- Silicon Valley full of “big theonomy” companies trying to copyright the Names of G-d from kaballah used for spells
- Unitarian Universalist underground cells doing samizdat kaballah
- a battle in which the Lubavitcher Rebbe turns the Statue of Liberty into a golem and rides it into battle saving the day
- loads of puns involving Torah stories and whales (example: “Baleen Shem Tov”)
- trying to explain knock-knock jokes to an angel
- why Elisha Ben Abuyah is always referred to as “the other one” in the Talumd
… and a lot of even crazier stuff. (Uriel says: “PLEASE DO NOT BLOW UP MOUNTAINS. IT NEVER HELPS.”)
Scott’s a psychiatrist, and said the free associations used in kaballah are very like the free associations some of his stranger patients had. Their world views not only made sense to them, they made perfect sense. More sense than reality should make.
Trust me: if you’re interested in Jewish thinking, it’s utterly hilarious. Even if you’e not, it’s still pretty funny.
What does that say about American politics?

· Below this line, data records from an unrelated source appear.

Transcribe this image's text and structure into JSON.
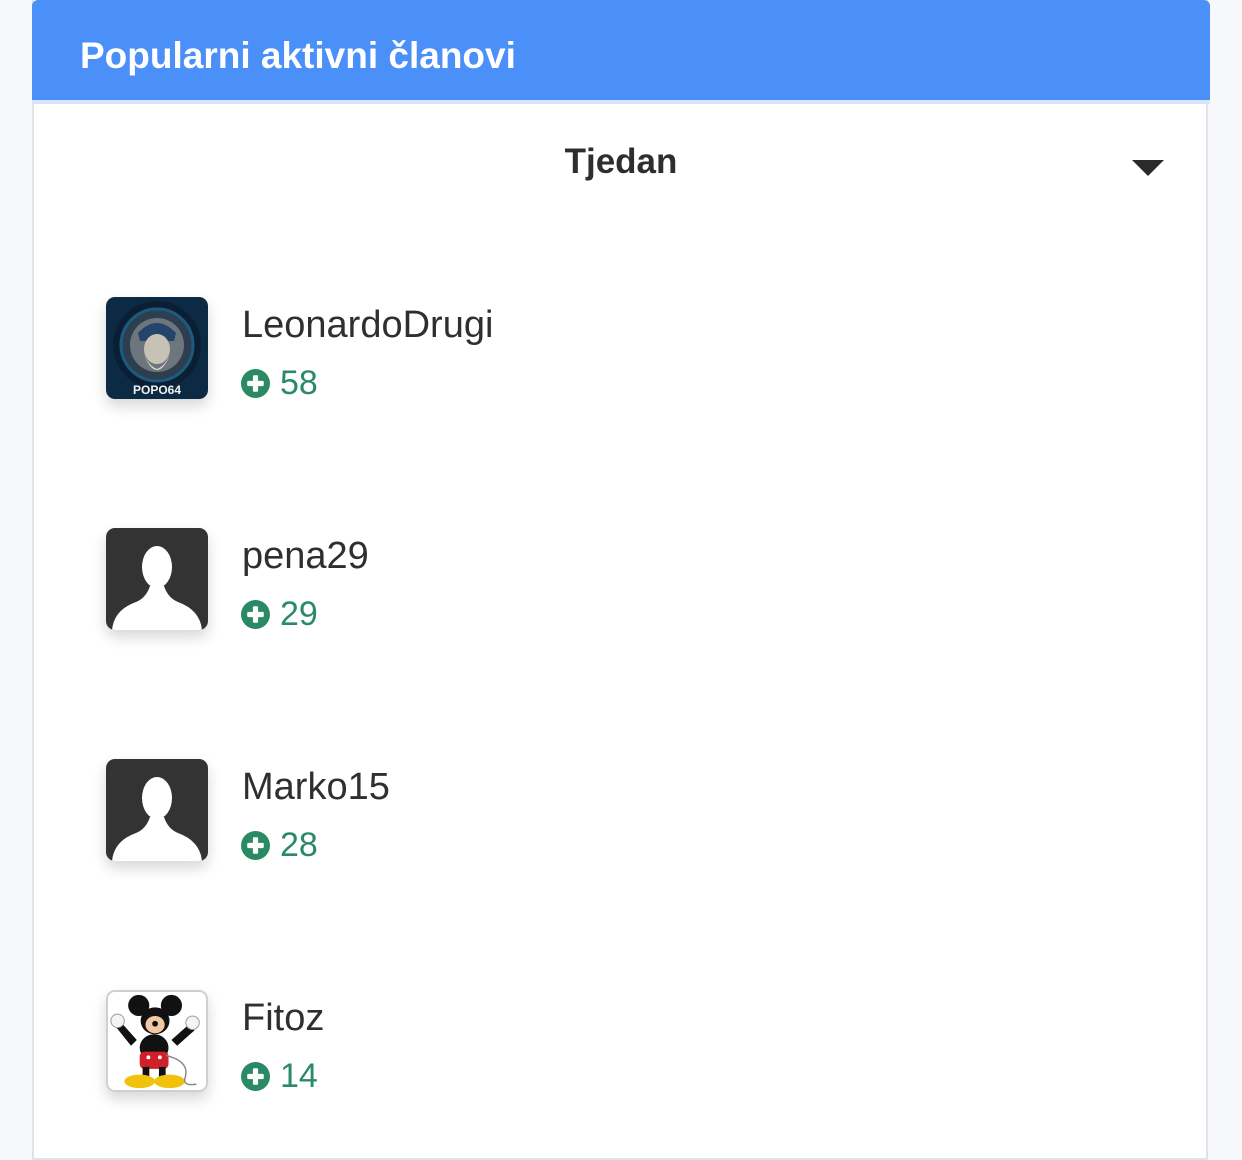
{
  "widget": {
    "title": "Popularni aktivni članovi",
    "period": {
      "selected": "Tjedan"
    },
    "members": [
      {
        "name": "LeonardoDrugi",
        "reputation": "58",
        "avatar": "leonardo-portrait",
        "avatar_caption": "POPO64"
      },
      {
        "name": "pena29",
        "reputation": "29",
        "avatar": "default-silhouette"
      },
      {
        "name": "Marko15",
        "reputation": "28",
        "avatar": "default-silhouette"
      },
      {
        "name": "Fitoz",
        "reputation": "14",
        "avatar": "mickey-mouse"
      }
    ]
  },
  "colors": {
    "header": "#4b8ff8",
    "reputation": "#2a8a66",
    "default_avatar_bg": "#333333"
  },
  "icons": {
    "reputation": "plus-circle-icon",
    "period": "caret-down-icon"
  }
}
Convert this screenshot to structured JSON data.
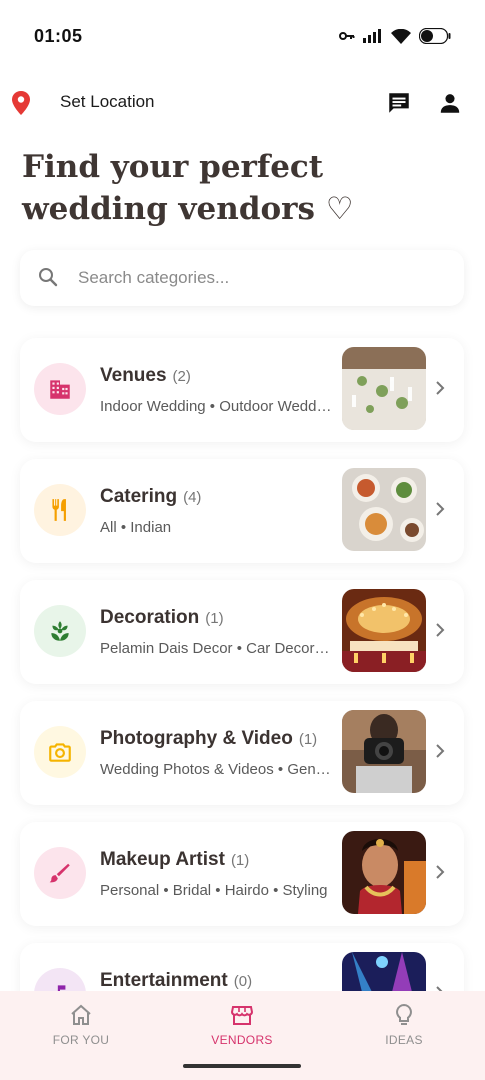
{
  "status_bar": {
    "time": "01:05"
  },
  "top_bar": {
    "location_label": "Set Location"
  },
  "headline": "Find your perfect wedding vendors ♡",
  "search": {
    "placeholder": "Search categories...",
    "value": ""
  },
  "categories": [
    {
      "title": "Venues",
      "count": "(2)",
      "subtitle": "Indoor Wedding • Outdoor Wedding",
      "icon": "building-icon",
      "accent": "#d6336c",
      "bg": "#fce4ec"
    },
    {
      "title": "Catering",
      "count": "(4)",
      "subtitle": "All • Indian",
      "icon": "fork-knife-icon",
      "accent": "#f59f00",
      "bg": "#fff3e0"
    },
    {
      "title": "Decoration",
      "count": "(1)",
      "subtitle": "Pelamin Dais Decor • Car Decor • Hall Decor",
      "icon": "flower-icon",
      "accent": "#2e7d32",
      "bg": "#e8f5e9"
    },
    {
      "title": "Photography & Video",
      "count": "(1)",
      "subtitle": "Wedding Photos & Videos • General",
      "icon": "camera-icon",
      "accent": "#f5b400",
      "bg": "#fff8e1"
    },
    {
      "title": "Makeup Artist",
      "count": "(1)",
      "subtitle": "Personal • Bridal • Hairdo • Styling",
      "icon": "brush-icon",
      "accent": "#d6336c",
      "bg": "#fce4ec"
    },
    {
      "title": "Entertainment",
      "count": "(0)",
      "subtitle": "",
      "icon": "music-icon",
      "accent": "#8e24aa",
      "bg": "#f3e5f5"
    }
  ],
  "bottom_nav": {
    "items": [
      {
        "label": "FOR YOU",
        "icon": "home-icon"
      },
      {
        "label": "VENDORS",
        "icon": "store-icon",
        "active": true
      },
      {
        "label": "IDEAS",
        "icon": "lightbulb-icon"
      }
    ]
  },
  "colors": {
    "accent": "#d6336c",
    "nav_bg": "#fdf1f1",
    "location_pin": "#e53935"
  }
}
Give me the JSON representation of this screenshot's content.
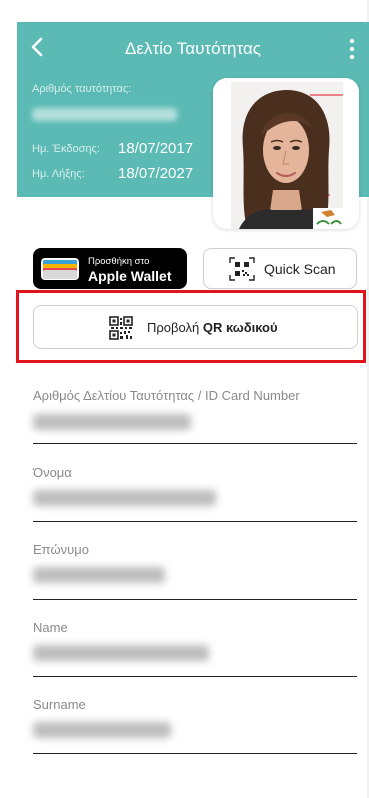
{
  "header": {
    "title": "Δελτίο Ταυτότητας",
    "id_number_label": "Αριθμός ταυτότητας:",
    "issue_label": "Ημ. Έκδοσης:",
    "issue_value": "18/07/2017",
    "expiry_label": "Ημ. Λήξης:",
    "expiry_value": "18/07/2027",
    "back_icon": "chevron-left-icon",
    "menu_icon": "more-vertical-icon",
    "color": "#5bbab4"
  },
  "actions": {
    "wallet_small": "Προσθήκη στο",
    "wallet_big": "Apple Wallet",
    "quick_scan": "Quick Scan",
    "qr_prefix": "Προβολή ",
    "qr_bold": "QR κωδικού",
    "highlight_color": "#e0141c"
  },
  "form": {
    "fields": [
      {
        "label": "Αριθμός Δελτίου Ταυτότητας / ID Card Number"
      },
      {
        "label": "Όνομα"
      },
      {
        "label": "Επώνυμο"
      },
      {
        "label": "Name"
      },
      {
        "label": "Surname"
      }
    ]
  }
}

Of course, to have a properly respectful dialog as in the Talmudic tradition, it takes both sides being committed to that attitude. You can’t have Talmudic dialog with a fanatic who denies your right to exist, or the fundamental legitimacy of your ideas. That would be like the Israelis attempting Talmudic dialog with Hezbollah, for example: respectful dialog is the wrong response to someone who denies your right to exist. I see nothing but venom, rage, and contempt coming from the American Republican right at the moment; respectful dialog is not even remotely the correct response to Trump.
This is why I’m so frustrated with the mindless both-siderism of people like Brooks: his article makes an excellent point, but one which is of no applicability when attempting to talk to Republicans. The time for respectful dialog will come, when there is mutual respect. Though probably not with this version of the Republican party.
We should all live so long. (No, really: we should.)
Notes & References
1: D Brooks, “Nine Nonobvious Ways to Have Deeper Conversations: The art of making connection even in a time of dislocation”, New York Times, 2020-Nov-19. ↩
2: L Barrett, “How Emotions are Made: The Secret Life of the Brain”, lisafeldmanbarrett.com, retrieved 2020-Nov-29. ↩
3: E Ward, “The Banality of Evil: The Mainstreaming of Both-Siderism”, Western States Center at Medium.com, 2020-Aug-28. ↩
4: W Kremer, “The Talmud: Why has a Jewish law book become so popular?”, BBC News, 2013-Nov-08. ↩